Researchers may soon have a better understanding of how common chemical compounds can combine to damage ecosystems, all thanks to a new statistical method.
Each time you take a pill, you excrete 80 percent of the chemicals in your feces and urine, unchanged. These chemicals can stay in wastewater even after it’s been treated and released back out into rivers, streams, and oceans. The ecological effects of some of these compounds are already well known — birth control residues have caused development and fertility issues in amphibians and fish; amphetamines used to treat ADHD are ruining waterways outside Baltimore.
But those chemicals, while damaging on their own, might be even more harmful if they combine to form new compounds, and scientists had no way to predict how that would happen in nature, or the effects those combined chemicals might have on ecosystems. The interactions were simply too complex to anticipate.
Now a team of Spanish researchers has developed a tool to help ecologists get a better idea of what’s going on in these ecosystems, according to a study published Wednesday in the journal Science Advances. Their tool, called global sensitivity analysis and quantitative high throughput screening (GSA-QHTS) combines two widely-used methods — one (GSA) is a statistical approach to estimating how different drug compounds will combine, and the other (QHTS) is a technique that exposes bacteria to small samples, allowing researchers to run multiple experiments in short period of time. Using these tools in tandem, researchers can get a good sense of how toxic these chemicals might be when they combine.
To test their method, the researchers created 180 water samples, each with different concentrations of 16 of the most common types of drugs that end up in rivers (antibiotics, antidepressants, caffeine, nicotine, cholesterol-lowering drugs, to name a few) to mimic those found in local streams. The researchers then exposed each sample to a type of photosynthetic bacteria common in aquatic ecosystems, but they modified its DNA so that it would glow. If the bacteria were under stress, and this would indicate that combination of chemicals it had been exposed to was toxic.

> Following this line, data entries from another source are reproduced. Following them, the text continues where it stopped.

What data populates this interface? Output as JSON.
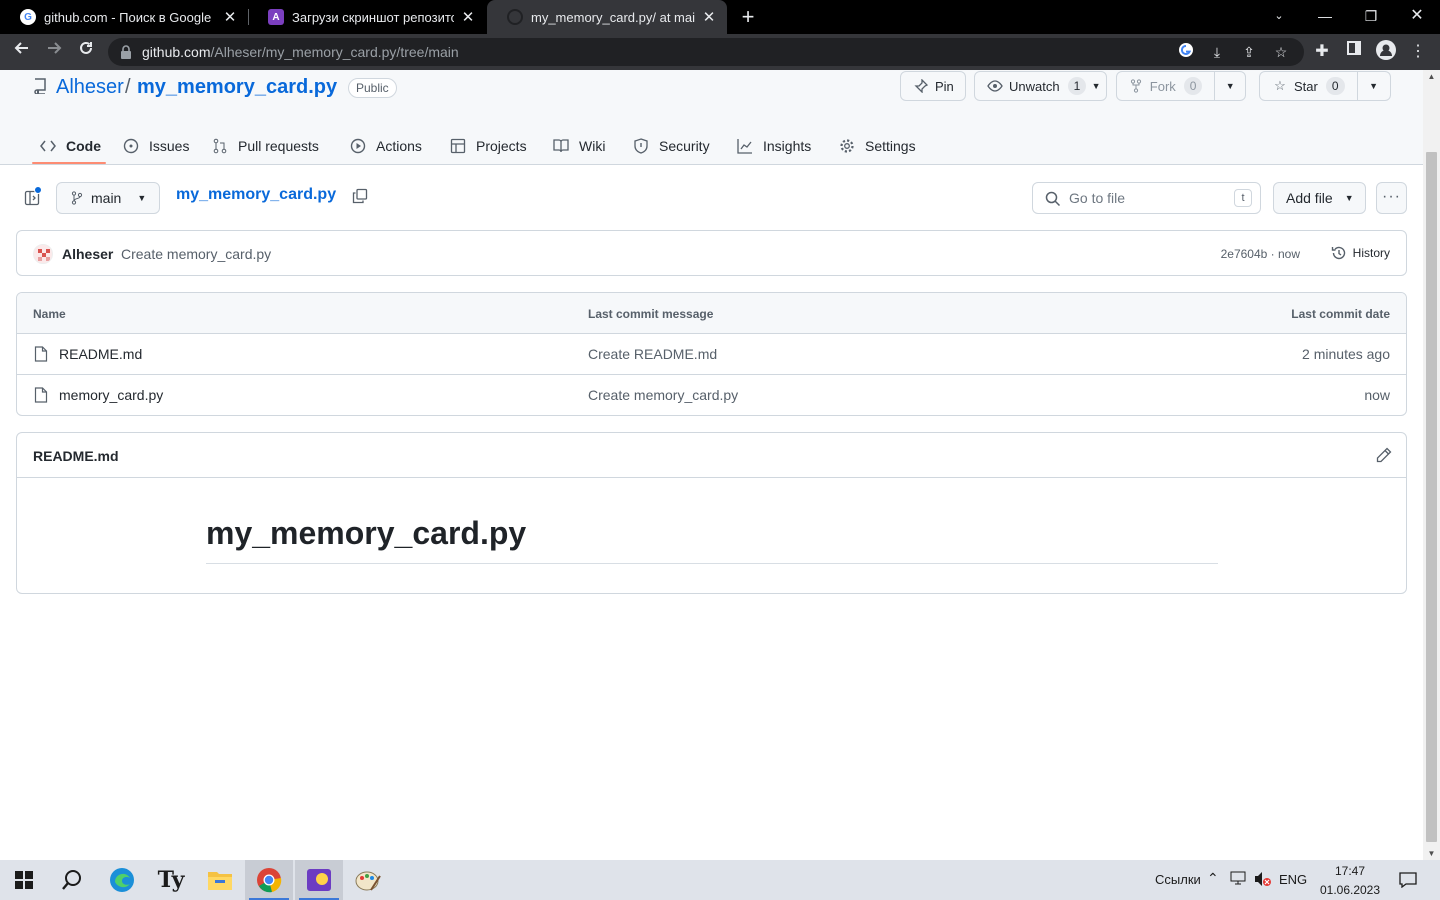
{
  "browser": {
    "tabs": [
      {
        "title": "github.com - Поиск в Google",
        "icon": "google-icon"
      },
      {
        "title": "Загрузи скриншот репозитория",
        "icon": "algorithmics-icon"
      },
      {
        "title": "my_memory_card.py/ at main · Alheser/my_memory_card.py",
        "icon": "github-icon",
        "active": true
      }
    ],
    "url_host": "github.com",
    "url_path": "/Alheser/my_memory_card.py/tree/main"
  },
  "repo": {
    "owner": "Alheser",
    "separator": "/",
    "name": "my_memory_card.py",
    "visibility": "Public",
    "actions": {
      "pin": "Pin",
      "watch": "Unwatch",
      "watch_count": "1",
      "fork": "Fork",
      "fork_count": "0",
      "star": "Star",
      "star_count": "0"
    }
  },
  "nav": {
    "code": "Code",
    "issues": "Issues",
    "pulls": "Pull requests",
    "actions": "Actions",
    "projects": "Projects",
    "wiki": "Wiki",
    "security": "Security",
    "insights": "Insights",
    "settings": "Settings"
  },
  "filebar": {
    "branch": "main",
    "breadcrumb": "my_memory_card.py",
    "goto_placeholder": "Go to file",
    "goto_shortcut": "t",
    "add_file": "Add file",
    "more": "···"
  },
  "commit": {
    "author": "Alheser",
    "message": "Create memory_card.py",
    "meta": "2e7604b · now",
    "history": "History"
  },
  "files": {
    "headers": {
      "name": "Name",
      "message": "Last commit message",
      "date": "Last commit date"
    },
    "rows": [
      {
        "name": "README.md",
        "message": "Create README.md",
        "date": "2 minutes ago"
      },
      {
        "name": "memory_card.py",
        "message": "Create memory_card.py",
        "date": "now"
      }
    ]
  },
  "readme": {
    "title": "README.md",
    "heading": "my_memory_card.py"
  },
  "taskbar": {
    "links": "Ссылки",
    "lang": "ENG",
    "time": "17:47",
    "date": "01.06.2023"
  },
  "colors": {
    "accent": "#0969da",
    "underline": "#fd8c73"
  }
}
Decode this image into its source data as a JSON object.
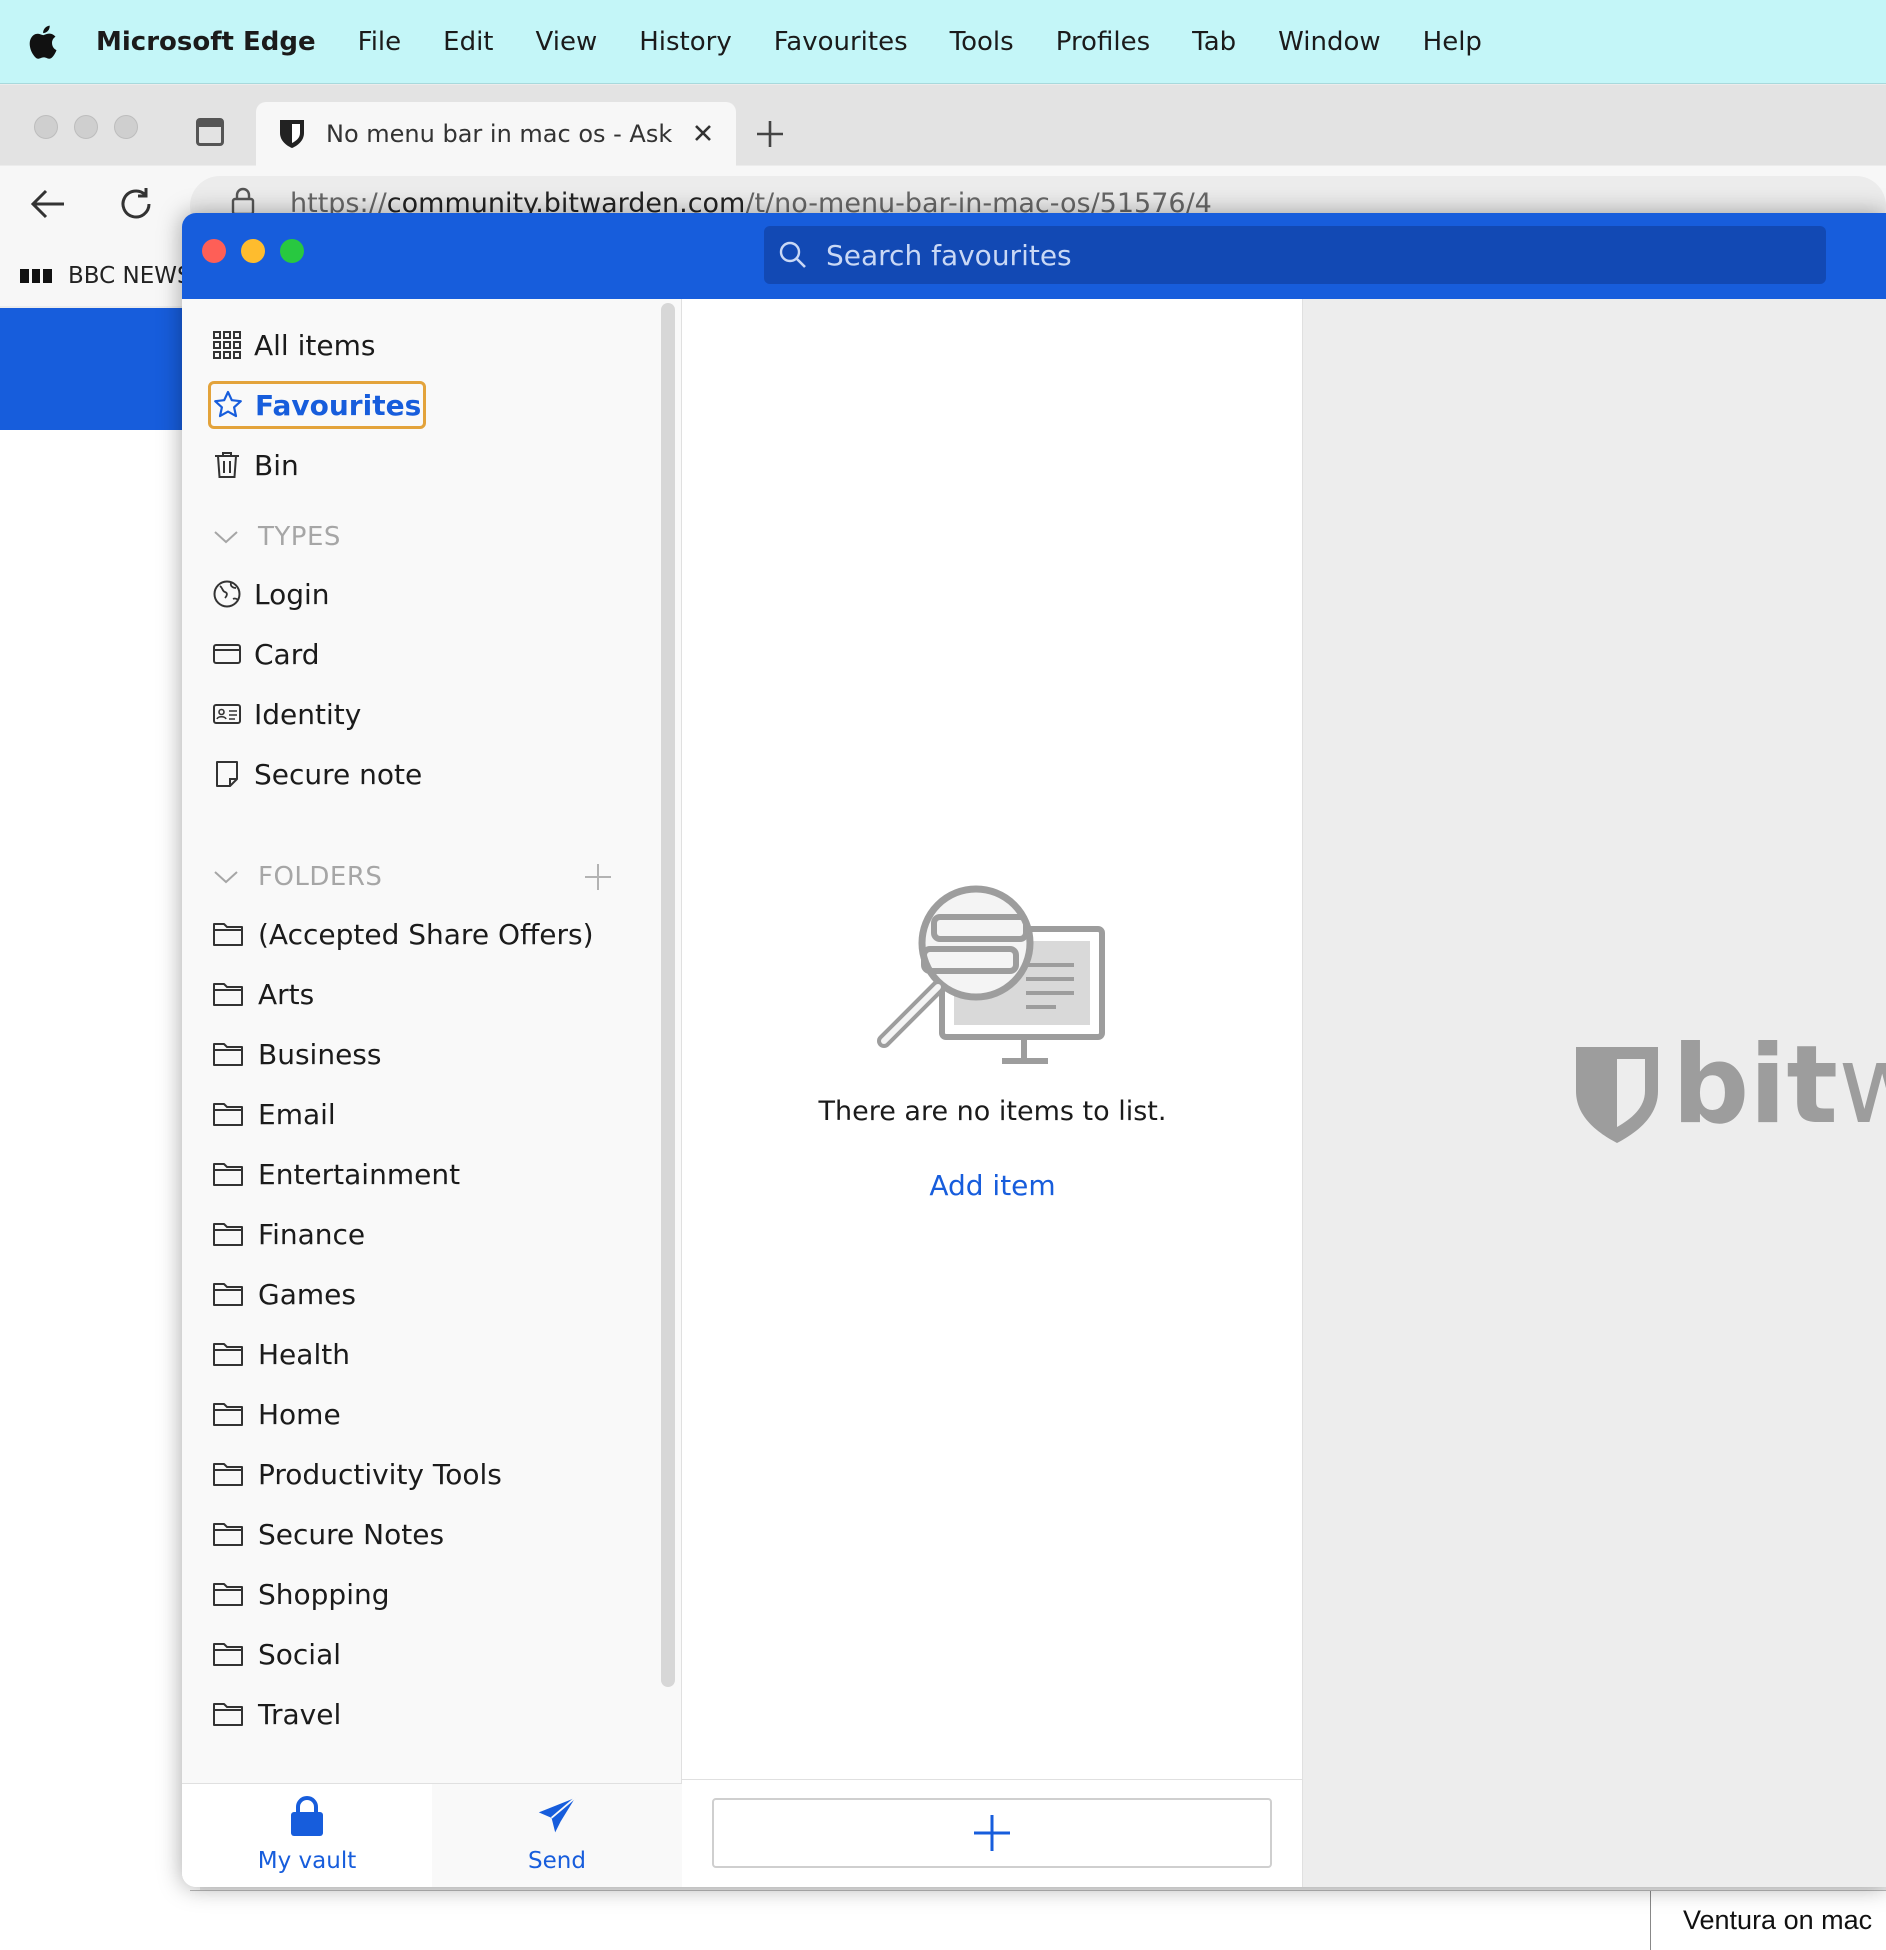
{
  "menubar": {
    "app_name": "Microsoft Edge",
    "items": [
      "File",
      "Edit",
      "View",
      "History",
      "Favourites",
      "Tools",
      "Profiles",
      "Tab",
      "Window",
      "Help"
    ]
  },
  "browser": {
    "tab_title": "No menu bar in mac os - Ask the Community",
    "url_scheme": "https://",
    "url_host": "community.bitwarden.com",
    "url_path": "/t/no-menu-bar-in-mac-os/51576/4",
    "bookmark_label": "BBC NEWS",
    "page_snippet": "Ventura on mac"
  },
  "bitwarden": {
    "search_placeholder": "Search favourites",
    "nav": {
      "all_items": "All items",
      "favourites": "Favourites",
      "bin": "Bin"
    },
    "types_heading": "TYPES",
    "types": [
      "Login",
      "Card",
      "Identity",
      "Secure note"
    ],
    "folders_heading": "FOLDERS",
    "folders": [
      "(Accepted Share Offers)",
      "Arts",
      "Business",
      "Email",
      "Entertainment",
      "Finance",
      "Games",
      "Health",
      "Home",
      "Productivity Tools",
      "Secure Notes",
      "Shopping",
      "Social",
      "Travel"
    ],
    "bottom_nav": {
      "vault": "My vault",
      "send": "Send"
    },
    "empty_text": "There are no items to list.",
    "add_item_link": "Add item",
    "logo_text_bold": "bit",
    "logo_text_thin": "w"
  },
  "colors": {
    "brand_blue": "#175ddc",
    "search_bg": "#1249b4",
    "focus_ring": "#e3a33b",
    "menubar_bg": "#c4f6f8"
  }
}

After 24 hours, the researchers found that some drugs, especially antibiotics, negatively affected the bacteria, indicating that they would likely be toxic to an ecosystem. In the traditional approach for estimating the biological effects of drug compounds, scientists observe how much of any one compound negatively affects an organism. But because they don’t take into account the effects of multiple drugs in combination, the current models didn’t accurately predict what would happen to the bacteria when exposed to low doses of multiple compounds.
There are some major caveats to the researchers’ work — they were only looking at the chemicals’ effects on the metabolism of a particular kind of bacteria, which isn’t a good proxy for the myriad biological processes that occur in an entire ecosystem. And if there are ecosystems with much higher concentrations of particular kinds of drugs, the results would look very different, so the findings can’t be universally applied.
Still, the researchers write that their technique could clear the path for greater understanding (and more accurate estimates) of chemicals’ effect on ecosystems, which might finally enable scientists to come up with interventions to limit their impact.